What is required =>
Images are to be left out; everything else in the records gets copied exactly.

__________________________________________________

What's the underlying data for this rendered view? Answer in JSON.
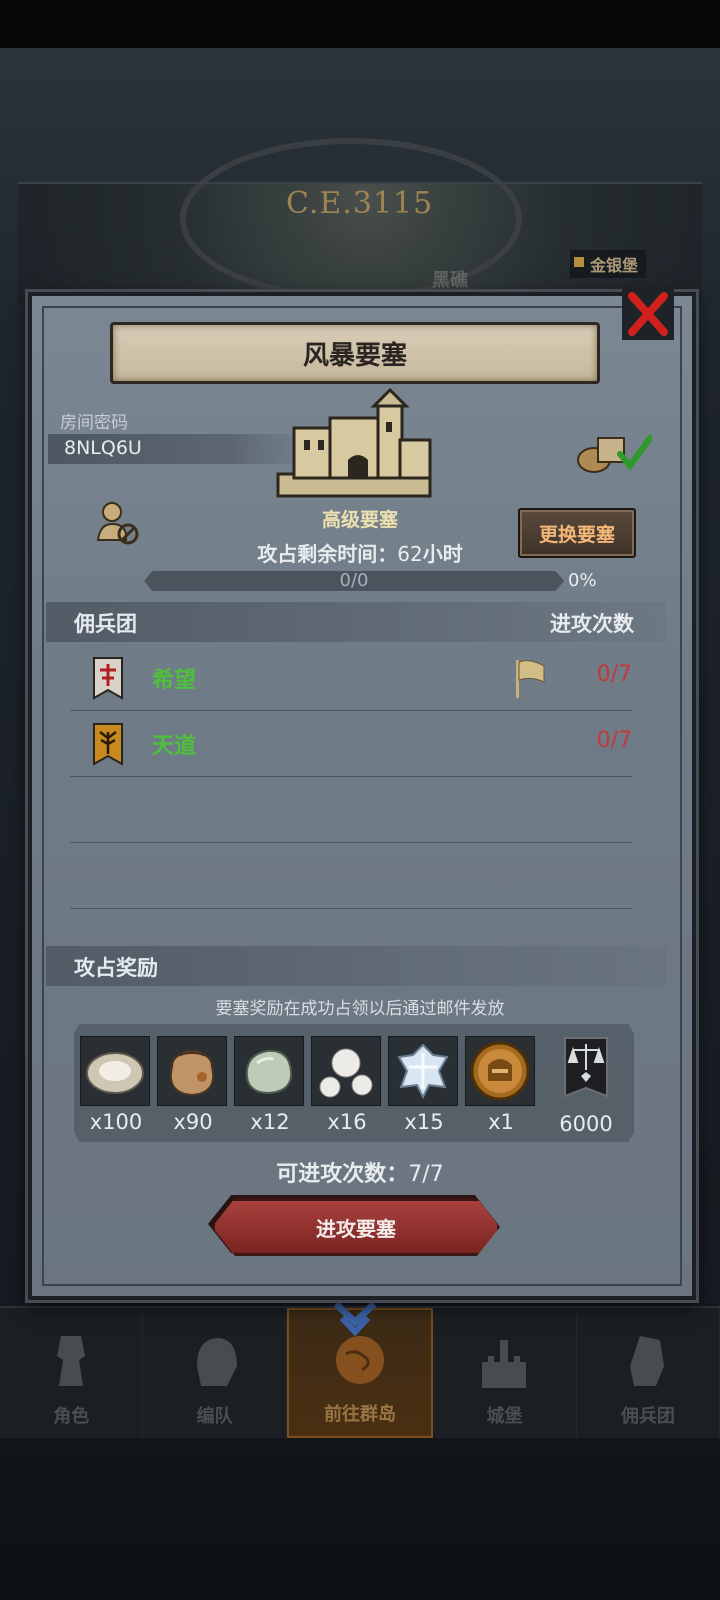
{
  "background": {
    "year_label": "C.E.3115",
    "fort_tag": "金银堡",
    "faint_label": "黑礁"
  },
  "dialog": {
    "title": "风暴要塞",
    "room": {
      "label": "房间密码",
      "code": "8NLQ6U"
    },
    "fort_level": "高级要塞",
    "time_left": {
      "label": "攻占剩余时间：",
      "value": "62",
      "unit": "小时"
    },
    "change_fort_label": "更换要塞",
    "progress": {
      "text": "0/0",
      "percent_label": "0%",
      "fraction": 0
    },
    "mercenary_section": {
      "left": "佣兵团",
      "right": "进攻次数"
    },
    "mercenaries": [
      {
        "name": "希望",
        "count": "0/7",
        "emblem": "red-banner-icon",
        "has_flag": true
      },
      {
        "name": "天道",
        "count": "0/7",
        "emblem": "gold-tree-banner-icon",
        "has_flag": false
      }
    ],
    "reward_section": {
      "title": "攻占奖励"
    },
    "reward_note": "要塞奖励在成功占领以后通过邮件发放",
    "rewards": [
      {
        "icon": "oyster-icon",
        "qty": "x100"
      },
      {
        "icon": "sack-icon",
        "qty": "x90"
      },
      {
        "icon": "jade-stone-icon",
        "qty": "x12"
      },
      {
        "icon": "pearls-icon",
        "qty": "x16"
      },
      {
        "icon": "crystal-icon",
        "qty": "x15"
      },
      {
        "icon": "helmet-medal-icon",
        "qty": "x1"
      },
      {
        "icon": "justice-banner-icon",
        "qty": "6000"
      }
    ],
    "attacks_left": {
      "label": "可进攻次数：",
      "value": "7/7"
    },
    "attack_button": "进攻要塞"
  },
  "nav": {
    "items": [
      {
        "label": "角色",
        "active": false
      },
      {
        "label": "编队",
        "active": false
      },
      {
        "label": "前往群岛",
        "active": true
      },
      {
        "label": "城堡",
        "active": false
      },
      {
        "label": "佣兵团",
        "active": false
      }
    ]
  },
  "colors": {
    "accent_gold": "#c89a45",
    "name_green": "#4fbf3e",
    "count_red": "#c03a3a",
    "button_red": "#a9413d"
  }
}
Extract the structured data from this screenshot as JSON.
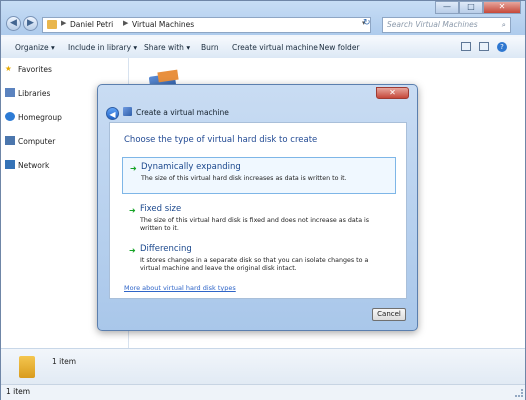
{
  "explorer": {
    "breadcrumb": [
      "Daniel Petri",
      "Virtual Machines"
    ],
    "search_placeholder": "Search Virtual Machines",
    "window_buttons": {
      "minimize": "—",
      "maximize": "□",
      "close": "✕"
    },
    "toolbar": {
      "organize": "Organize ▾",
      "include_in_library": "Include in library ▾",
      "share_with": "Share with ▾",
      "burn": "Burn",
      "create_vm": "Create virtual machine",
      "new_folder": "New folder"
    },
    "sidebar": [
      "Favorites",
      "Libraries",
      "Homegroup",
      "Computer",
      "Network"
    ],
    "details_count": "1 item",
    "status_count": "1 item"
  },
  "dialog": {
    "title": "Create a virtual machine",
    "heading": "Choose the type of virtual hard disk to create",
    "options": [
      {
        "title": "Dynamically expanding",
        "desc": "The size of this virtual hard disk increases as data is written to it."
      },
      {
        "title": "Fixed size",
        "desc": "The size of this virtual hard disk is fixed and does not increase as data is written to it."
      },
      {
        "title": "Differencing",
        "desc": "It stores changes in a separate disk so that you can isolate changes to a virtual machine and leave the original disk intact."
      }
    ],
    "link": "More about virtual hard disk types",
    "cancel": "Cancel"
  },
  "colors": {
    "accent": "#234b94",
    "link": "#2f65c8",
    "arrow_green": "#16a326"
  }
}
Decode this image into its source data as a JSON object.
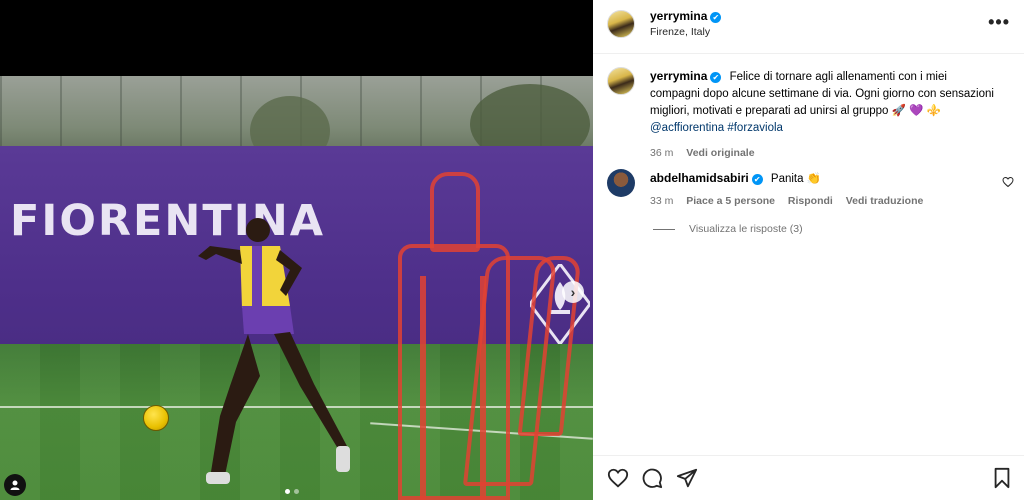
{
  "post": {
    "author": "yerrymina",
    "location": "Firenze, Italy",
    "more_label": "•••",
    "verified_mark": "✔"
  },
  "media": {
    "banner_text": "FIORENTINA",
    "carousel": {
      "count": 2,
      "active": 1
    },
    "next_label": "›"
  },
  "caption": {
    "author": "yerrymina",
    "text": "Felice di tornare agli allenamenti con i miei compagni dopo alcune settimane di via. Ogni giorno con sensazioni migliori, motivati e preparati ad unirsi al gruppo 🚀 💜 ⚜️",
    "mention": "@acffiorentina",
    "hashtag": "#forzaviola",
    "time": "36 m",
    "see_original": "Vedi originale"
  },
  "comments": [
    {
      "author": "abdelhamidsabiri",
      "text": "Panita 👏",
      "time": "33 m",
      "likes": "Piace a 5 persone",
      "reply": "Rispondi",
      "translate": "Vedi traduzione",
      "view_replies": "Visualizza le risposte (3)"
    }
  ],
  "icons": {
    "like": "heart-icon",
    "comment": "comment-icon",
    "share": "share-icon",
    "save": "bookmark-icon"
  },
  "colors": {
    "verified": "#0095f6",
    "fiorentina_purple": "#4e2f8a",
    "link": "#00376b",
    "secondary_text": "#737373"
  }
}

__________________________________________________

Exercise response =>
What's the underlying data for this rendered view? Answer in JSON.
{
  "background": {
    "year_label": "C.E.3115",
    "fort_tag": "金银堡",
    "faint_label": "黑礁"
  },
  "dialog": {
    "title": "风暴要塞",
    "room": {
      "label": "房间密码",
      "code": "8NLQ6U"
    },
    "fort_level": "高级要塞",
    "time_left": {
      "label": "攻占剩余时间：",
      "value": "62",
      "unit": "小时"
    },
    "change_fort_label": "更换要塞",
    "progress": {
      "text": "0/0",
      "percent_label": "0%",
      "fraction": 0
    },
    "mercenary_section": {
      "left": "佣兵团",
      "right": "进攻次数"
    },
    "mercenaries": [
      {
        "name": "希望",
        "count": "0/7",
        "emblem": "red-banner-icon",
        "has_flag": true
      },
      {
        "name": "天道",
        "count": "0/7",
        "emblem": "gold-tree-banner-icon",
        "has_flag": false
      }
    ],
    "reward_section": {
      "title": "攻占奖励"
    },
    "reward_note": "要塞奖励在成功占领以后通过邮件发放",
    "rewards": [
      {
        "icon": "oyster-icon",
        "qty": "x100"
      },
      {
        "icon": "sack-icon",
        "qty": "x90"
      },
      {
        "icon": "jade-stone-icon",
        "qty": "x12"
      },
      {
        "icon": "pearls-icon",
        "qty": "x16"
      },
      {
        "icon": "crystal-icon",
        "qty": "x15"
      },
      {
        "icon": "helmet-medal-icon",
        "qty": "x1"
      },
      {
        "icon": "justice-banner-icon",
        "qty": "6000"
      }
    ],
    "attacks_left": {
      "label": "可进攻次数：",
      "value": "7/7"
    },
    "attack_button": "进攻要塞"
  },
  "nav": {
    "items": [
      {
        "label": "角色",
        "active": false
      },
      {
        "label": "编队",
        "active": false
      },
      {
        "label": "前往群岛",
        "active": true
      },
      {
        "label": "城堡",
        "active": false
      },
      {
        "label": "佣兵团",
        "active": false
      }
    ]
  },
  "colors": {
    "accent_gold": "#c89a45",
    "name_green": "#4fbf3e",
    "count_red": "#c03a3a",
    "button_red": "#a9413d"
  }
}
Extract the structured data from this screenshot as JSON.
{
  "explorer": {
    "breadcrumb": [
      "Daniel Petri",
      "Virtual Machines"
    ],
    "search_placeholder": "Search Virtual Machines",
    "window_buttons": {
      "minimize": "—",
      "maximize": "□",
      "close": "✕"
    },
    "toolbar": {
      "organize": "Organize ▾",
      "include_in_library": "Include in library ▾",
      "share_with": "Share with ▾",
      "burn": "Burn",
      "create_vm": "Create virtual machine",
      "new_folder": "New folder"
    },
    "sidebar": [
      "Favorites",
      "Libraries",
      "Homegroup",
      "Computer",
      "Network"
    ],
    "details_count": "1 item",
    "status_count": "1 item"
  },
  "dialog": {
    "title": "Create a virtual machine",
    "heading": "Choose the type of virtual hard disk to create",
    "options": [
      {
        "title": "Dynamically expanding",
        "desc": "The size of this virtual hard disk increases as data is written to it."
      },
      {
        "title": "Fixed size",
        "desc": "The size of this virtual hard disk is fixed and does not increase as data is written to it."
      },
      {
        "title": "Differencing",
        "desc": "It stores changes in a separate disk so that you can isolate changes to a virtual machine and leave the original disk intact."
      }
    ],
    "link": "More about virtual hard disk types",
    "cancel": "Cancel"
  },
  "colors": {
    "accent": "#234b94",
    "link": "#2f65c8",
    "arrow_green": "#16a326"
  }
}
Decode this image into its source data as a JSON object.
{
  "post": {
    "author": "yerrymina",
    "location": "Firenze, Italy",
    "more_label": "•••",
    "verified_mark": "✔"
  },
  "media": {
    "banner_text": "FIORENTINA",
    "carousel": {
      "count": 2,
      "active": 1
    },
    "next_label": "›"
  },
  "caption": {
    "author": "yerrymina",
    "text": "Felice di tornare agli allenamenti con i miei compagni dopo alcune settimane di via. Ogni giorno con sensazioni migliori, motivati e preparati ad unirsi al gruppo 🚀 💜 ⚜️",
    "mention": "@acffiorentina",
    "hashtag": "#forzaviola",
    "time": "36 m",
    "see_original": "Vedi originale"
  },
  "comments": [
    {
      "author": "abdelhamidsabiri",
      "text": "Panita 👏",
      "time": "33 m",
      "likes": "Piace a 5 persone",
      "reply": "Rispondi",
      "translate": "Vedi traduzione",
      "view_replies": "Visualizza le risposte (3)"
    }
  ],
  "icons": {
    "like": "heart-icon",
    "comment": "comment-icon",
    "share": "share-icon",
    "save": "bookmark-icon"
  },
  "colors": {
    "verified": "#0095f6",
    "fiorentina_purple": "#4e2f8a",
    "link": "#00376b",
    "secondary_text": "#737373"
  }
}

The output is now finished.